 p269  50 The men of this place say that the conduct of souls is laid upon them in turn. So the men who on the following night must go to do this work relieving others in the service, as soon as darkness comes on, retire to their own houses and sleep, awaiting him who is to assemble them for the enterprise. 51 And at a late hour of the night they are conscious of a knocking at their doors and hear an indistinct voice calling them together for their task. 52 And they with no hesitation rise from their beds and walk to the shore, not understanding what necessity leads them to do this, but compelled nevertheless. 53 There they see skiffs in readiness with no man at all in them, not their own skiffs, however, but a different kind, in which they embark and lay hold of the oars. 54 And they are aware that the boats are burdened with a large number of passengers and are wet by the waves to the edge of the planks and the oarlocks, having not so much as one finger's breadth above the water; they themselves, however, see no one, but after rowing a single hour they put in at Brittia. 55 And yet when they make the voyage in their own skiffs, not using sails but rowing, they with difficulty make this passage in a night and a day. Then when they have reached the island and have been relieved of their burden, they depart with all speed, their boats now becoming light and rising above the waves, for they sink no further in the water than the keel itself.

 p271  56 And they, for their part, neither see any man either sitting in the boat with them or departing from the boat, but they say that they hear a kind of voice from the island which seems to make announcement to those who take the souls in charge as each name is called of the passengers who have come over with them, telling over the positions of honour which they formerly held and calling out their fathers' names with their own. 57 And if women also happen to be among those who have been ferried over, they utter the names of the men to whom they were married in life. 58 This, then, is what the men of this country say takes place.
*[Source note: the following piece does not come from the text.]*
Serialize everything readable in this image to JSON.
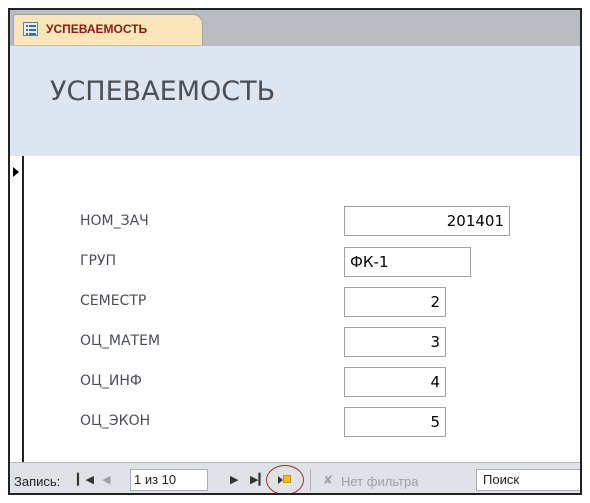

But I shall return to the previous narrative.


The Loeb Editor's Notes:

1 Book VII.xxxiv.45.

2 Cf. Book III.xi.12.

3 Literally "a slanting, or indirect, statement."
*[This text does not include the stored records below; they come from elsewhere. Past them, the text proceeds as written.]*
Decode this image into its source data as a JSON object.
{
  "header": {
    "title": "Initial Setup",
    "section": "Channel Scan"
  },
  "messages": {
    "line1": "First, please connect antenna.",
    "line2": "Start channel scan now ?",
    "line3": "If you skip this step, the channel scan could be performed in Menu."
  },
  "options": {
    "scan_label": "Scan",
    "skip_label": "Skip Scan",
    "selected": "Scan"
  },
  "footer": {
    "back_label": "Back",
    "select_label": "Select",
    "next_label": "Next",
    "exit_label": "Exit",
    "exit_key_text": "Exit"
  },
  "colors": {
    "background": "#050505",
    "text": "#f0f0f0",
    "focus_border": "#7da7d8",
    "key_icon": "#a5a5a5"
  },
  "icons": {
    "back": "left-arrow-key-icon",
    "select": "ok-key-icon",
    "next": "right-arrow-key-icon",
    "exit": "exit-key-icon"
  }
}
4 Probably modern Denmark.

Thayer's Note: Although what then should we make of § 20.4‑5, and in particular of "Brittia is towards the rear of Gaul, that side namely which faces the ocean, being, that is, to the north of both Spain and Britain"?

Looking only at the distance of the island from the shore of the continent given in the text (200 stades, which can only be vaguely approximated to 30 km given the uncertainty in the length of Procopius' stade, see my note to B. G. I.11.2), and especially at the tale Procopius can't resist telling us with his amusing show of diffidence in 20.47, my candidate is Heligoland, which would explain its name ("Holy Island"). On the other hand, "three very numerous nations" (20.6) will hardly fit there.

A great deal, however, of what else Procopius says about Brittia, including the very name of the place, sounds very much like Britain, especially the garbled account of Hadrian's or Antonine's Wall in 20.42 — it will be remembered that ancient geographers regularly twisted Scotland around by ninety degrees (see Ptolemy's map), although Procopius would then, in addition, have got his directions reversed — so that we would have a duplication of the actual island of Britain under its own name and also "Brittia".

Diffidence on my part as well, then: such a tangled clump of vague and contradictory statements and Procopius not seeming ever to have visited the area make not only the identification but the very existence of Brittia problematic.

5 Procopius imagines England roughly five degrees too far to the west.

6 See Book VI.xv.4 ff.

7 The king.

8 i.e. Radigis.

9 i.e. as a dowry which she would bring to Radigis.


[image ALT: Valid HTML 4.01.]

Page updated: 14 Sep 20